RECORDS FOR THE EXERCISE.
◆ ◆ ◆ ◆
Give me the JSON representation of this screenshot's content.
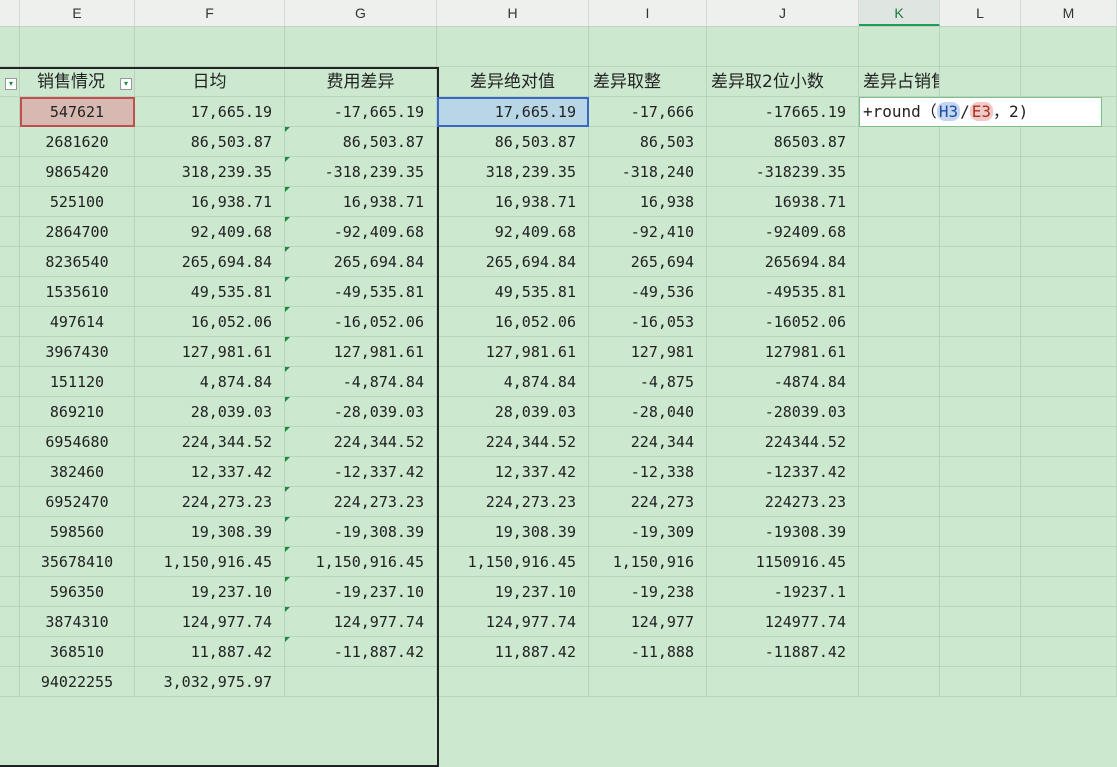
{
  "columns": [
    "E",
    "F",
    "G",
    "H",
    "I",
    "J",
    "K",
    "L",
    "M"
  ],
  "selected_column": "K",
  "headers": {
    "E": "销售情况",
    "F": "日均",
    "G": "费用差异",
    "H": "差异绝对值",
    "I": "差异取整",
    "J": "差异取2位小数",
    "K": "差异占销售比列"
  },
  "formula": {
    "prefix": "+round（",
    "ref1": "H3",
    "op": "/",
    "ref2": "E3",
    "suffix": "，2)"
  },
  "rows": [
    {
      "E": "547621",
      "F": "17,665.19",
      "G": "-17,665.19",
      "H": "17,665.19",
      "I": "-17,666",
      "J": "-17665.19"
    },
    {
      "E": "2681620",
      "F": "86,503.87",
      "G": "86,503.87",
      "H": "86,503.87",
      "I": "86,503",
      "J": "86503.87"
    },
    {
      "E": "9865420",
      "F": "318,239.35",
      "G": "-318,239.35",
      "H": "318,239.35",
      "I": "-318,240",
      "J": "-318239.35"
    },
    {
      "E": "525100",
      "F": "16,938.71",
      "G": "16,938.71",
      "H": "16,938.71",
      "I": "16,938",
      "J": "16938.71"
    },
    {
      "E": "2864700",
      "F": "92,409.68",
      "G": "-92,409.68",
      "H": "92,409.68",
      "I": "-92,410",
      "J": "-92409.68"
    },
    {
      "E": "8236540",
      "F": "265,694.84",
      "G": "265,694.84",
      "H": "265,694.84",
      "I": "265,694",
      "J": "265694.84"
    },
    {
      "E": "1535610",
      "F": "49,535.81",
      "G": "-49,535.81",
      "H": "49,535.81",
      "I": "-49,536",
      "J": "-49535.81"
    },
    {
      "E": "497614",
      "F": "16,052.06",
      "G": "-16,052.06",
      "H": "16,052.06",
      "I": "-16,053",
      "J": "-16052.06"
    },
    {
      "E": "3967430",
      "F": "127,981.61",
      "G": "127,981.61",
      "H": "127,981.61",
      "I": "127,981",
      "J": "127981.61"
    },
    {
      "E": "151120",
      "F": "4,874.84",
      "G": "-4,874.84",
      "H": "4,874.84",
      "I": "-4,875",
      "J": "-4874.84"
    },
    {
      "E": "869210",
      "F": "28,039.03",
      "G": "-28,039.03",
      "H": "28,039.03",
      "I": "-28,040",
      "J": "-28039.03"
    },
    {
      "E": "6954680",
      "F": "224,344.52",
      "G": "224,344.52",
      "H": "224,344.52",
      "I": "224,344",
      "J": "224344.52"
    },
    {
      "E": "382460",
      "F": "12,337.42",
      "G": "-12,337.42",
      "H": "12,337.42",
      "I": "-12,338",
      "J": "-12337.42"
    },
    {
      "E": "6952470",
      "F": "224,273.23",
      "G": "224,273.23",
      "H": "224,273.23",
      "I": "224,273",
      "J": "224273.23"
    },
    {
      "E": "598560",
      "F": "19,308.39",
      "G": "-19,308.39",
      "H": "19,308.39",
      "I": "-19,309",
      "J": "-19308.39"
    },
    {
      "E": "35678410",
      "F": "1,150,916.45",
      "G": "1,150,916.45",
      "H": "1,150,916.45",
      "I": "1,150,916",
      "J": "1150916.45"
    },
    {
      "E": "596350",
      "F": "19,237.10",
      "G": "-19,237.10",
      "H": "19,237.10",
      "I": "-19,238",
      "J": "-19237.1"
    },
    {
      "E": "3874310",
      "F": "124,977.74",
      "G": "124,977.74",
      "H": "124,977.74",
      "I": "124,977",
      "J": "124977.74"
    },
    {
      "E": "368510",
      "F": "11,887.42",
      "G": "-11,887.42",
      "H": "11,887.42",
      "I": "-11,888",
      "J": "-11887.42"
    }
  ],
  "total_row": {
    "E": "94022255",
    "F": "3,032,975.97"
  }
}
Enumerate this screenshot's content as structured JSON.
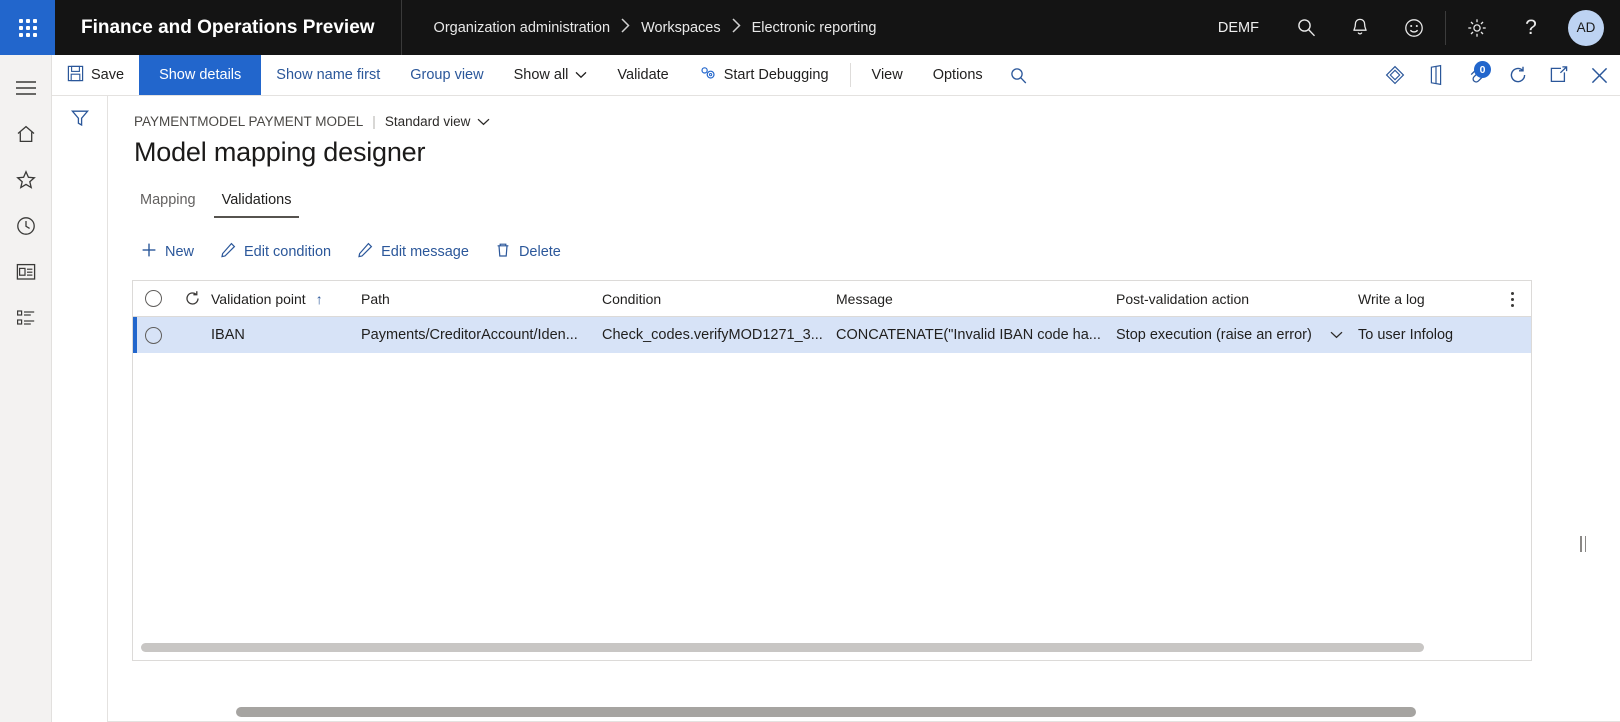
{
  "topbar": {
    "waffle_label": "app-launcher",
    "brand": "Finance and Operations Preview",
    "breadcrumbs": [
      {
        "label": "Organization administration"
      },
      {
        "label": "Workspaces"
      },
      {
        "label": "Electronic reporting"
      }
    ],
    "company": "DEMF",
    "icons": [
      "search-icon",
      "notifications-icon",
      "feedback-smiley-icon",
      "settings-gear-icon",
      "help-icon"
    ],
    "help_glyph": "?",
    "avatar_initials": "AD"
  },
  "rail": {
    "items": [
      {
        "name": "navigation-menu",
        "label": "Expand the navigation pane"
      },
      {
        "name": "home",
        "label": "Home"
      },
      {
        "name": "favorites",
        "label": "Favorites"
      },
      {
        "name": "recent",
        "label": "Recent"
      },
      {
        "name": "workspaces",
        "label": "Workspaces"
      },
      {
        "name": "modules",
        "label": "Modules"
      }
    ]
  },
  "commandbar": {
    "save": "Save",
    "show_details": "Show details",
    "show_name_first": "Show name first",
    "group_view": "Group view",
    "show_all": "Show all",
    "validate": "Validate",
    "start_debugging": "Start Debugging",
    "view": "View",
    "options": "Options",
    "search_icon": "search-icon",
    "right_icons": [
      {
        "name": "personalize-icon"
      },
      {
        "name": "office-apps-icon"
      },
      {
        "name": "attachments-icon",
        "badge": "0"
      },
      {
        "name": "refresh-icon"
      },
      {
        "name": "open-in-new-window-icon"
      },
      {
        "name": "close-icon"
      }
    ]
  },
  "filterpane": {
    "icon": "filter-funnel-icon"
  },
  "page": {
    "eyebrow": "PAYMENTMODEL PAYMENT MODEL",
    "eyebrow_separator": "|",
    "view_selector": "Standard view",
    "title": "Model mapping designer",
    "tabs": [
      {
        "label": "Mapping",
        "active": false
      },
      {
        "label": "Validations",
        "active": true
      }
    ],
    "actions": [
      {
        "label": "New",
        "icon": "plus-icon"
      },
      {
        "label": "Edit condition",
        "icon": "pencil-icon"
      },
      {
        "label": "Edit message",
        "icon": "pencil-icon"
      },
      {
        "label": "Delete",
        "icon": "trash-icon"
      }
    ]
  },
  "grid": {
    "columns": {
      "validation_point": "Validation point",
      "path": "Path",
      "condition": "Condition",
      "message": "Message",
      "post_validation_action": "Post-validation action",
      "write_a_log": "Write a log"
    },
    "sort_indicator": "↑",
    "refresh_icon": "refresh-column-icon",
    "overflow_icon": "more-options-kebab-icon",
    "rows": [
      {
        "validation_point": "IBAN",
        "path": "Payments/CreditorAccount/Iden...",
        "condition": "Check_codes.verifyMOD1271_3...",
        "message": "CONCATENATE(\"Invalid IBAN code ha...",
        "post_validation_action": "Stop execution (raise an error)",
        "write_a_log": "To user Infolog",
        "selected": true
      }
    ]
  },
  "colors": {
    "accent": "#2266cc",
    "link": "#2b579a",
    "topbar_bg": "#141414",
    "selected_row_bg": "#d7e3f7",
    "rail_bg": "#f3f2f1"
  }
}
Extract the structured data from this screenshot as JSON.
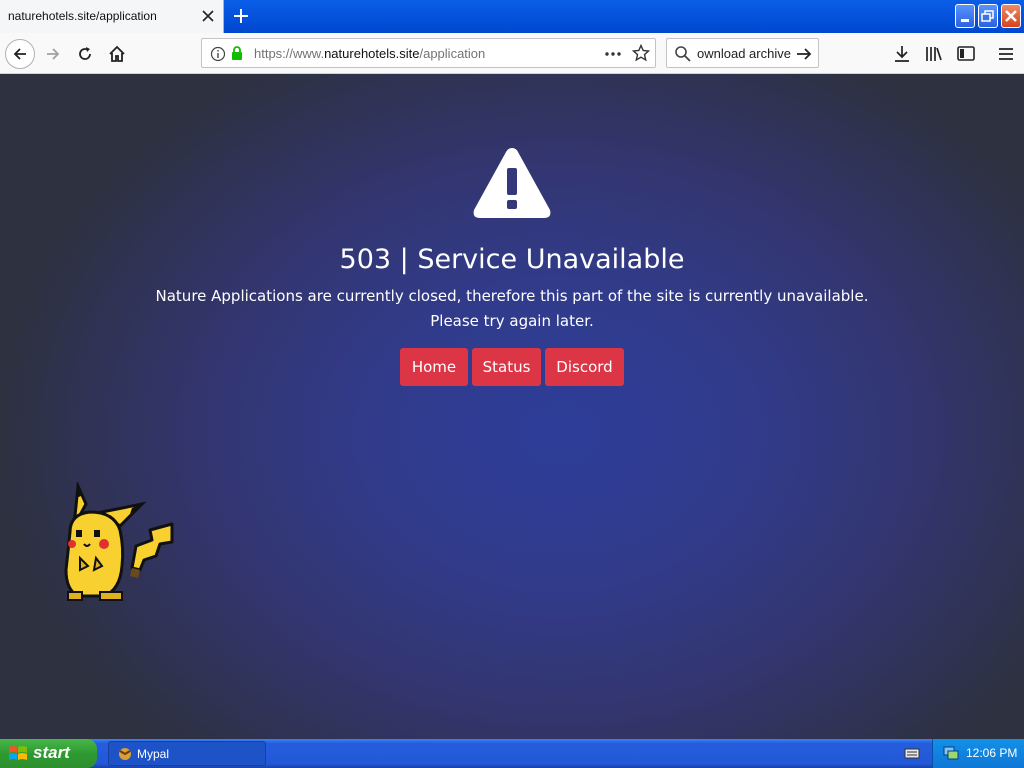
{
  "browser": {
    "tab_title": "naturehotels.site/application",
    "url_prefix": "https://www.",
    "url_domain": "naturehotels.site",
    "url_path": "/application",
    "search_value": "ownload archive"
  },
  "page": {
    "heading": "503 | Service Unavailable",
    "message_line1": "Nature Applications are currently closed, therefore this part of the site is currently unavailable.",
    "message_line2": "Please try again later.",
    "buttons": {
      "home": "Home",
      "status": "Status",
      "discord": "Discord"
    },
    "accent_color": "#dc3545"
  },
  "taskbar": {
    "start_label": "start",
    "task_label": "Mypal",
    "clock": "12:06 PM"
  }
}
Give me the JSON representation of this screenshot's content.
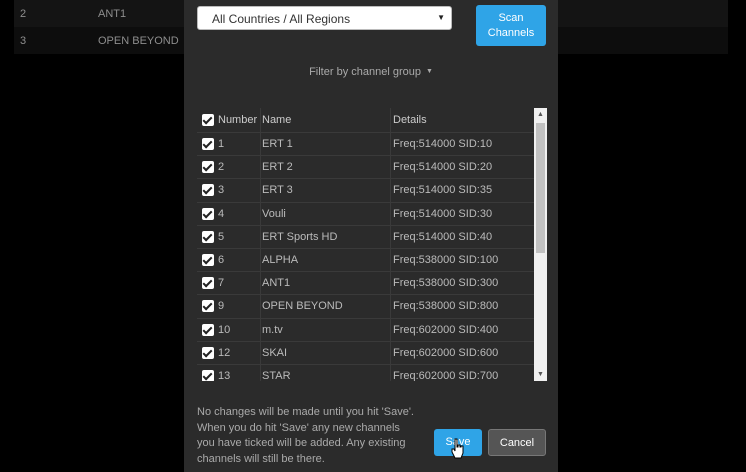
{
  "background_table": {
    "rows": [
      {
        "number": "2",
        "name": "ANT1"
      },
      {
        "number": "3",
        "name": "OPEN BEYOND"
      }
    ]
  },
  "modal": {
    "region_select": {
      "value": "All Countries / All Regions"
    },
    "scan_button": {
      "line1": "Scan",
      "line2": "Channels"
    },
    "filter_label": "Filter by channel group",
    "table": {
      "headers": {
        "number": "Number",
        "name": "Name",
        "details": "Details"
      },
      "rows": [
        {
          "number": "1",
          "name": "ERT 1",
          "details": "Freq:514000 SID:10"
        },
        {
          "number": "2",
          "name": "ERT 2",
          "details": "Freq:514000 SID:20"
        },
        {
          "number": "3",
          "name": "ERT 3",
          "details": "Freq:514000 SID:35"
        },
        {
          "number": "4",
          "name": "Vouli",
          "details": "Freq:514000 SID:30"
        },
        {
          "number": "5",
          "name": "ERT Sports HD",
          "details": "Freq:514000 SID:40"
        },
        {
          "number": "6",
          "name": "ALPHA",
          "details": "Freq:538000 SID:100"
        },
        {
          "number": "7",
          "name": "ANT1",
          "details": "Freq:538000 SID:300"
        },
        {
          "number": "9",
          "name": "OPEN BEYOND",
          "details": "Freq:538000 SID:800"
        },
        {
          "number": "10",
          "name": "m.tv",
          "details": "Freq:602000 SID:400"
        },
        {
          "number": "12",
          "name": "SKAI",
          "details": "Freq:602000 SID:600"
        },
        {
          "number": "13",
          "name": "STAR",
          "details": "Freq:602000 SID:700"
        }
      ]
    },
    "note": "No changes will be made until you hit 'Save'. When you do hit 'Save' any new channels you have ticked will be added. Any existing channels will still be there.",
    "save_label": "Save",
    "cancel_label": "Cancel"
  },
  "colors": {
    "primary": "#2fa4e7",
    "modal_bg": "#2b2b2b",
    "cancel": "#555555"
  }
}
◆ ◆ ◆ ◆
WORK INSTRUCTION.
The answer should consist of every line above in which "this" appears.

YOUR SOLUTION.
Give me the JSON representation of this screenshot's content.
Enumerate this screenshot's content as structured JSON.
Extract the structured data from this screenshot as JSON.
    "message_line1": "Nature Applications are currently closed, therefore this part of the site is currently unavailable.",
Give me the JSON representation of this screenshot's content.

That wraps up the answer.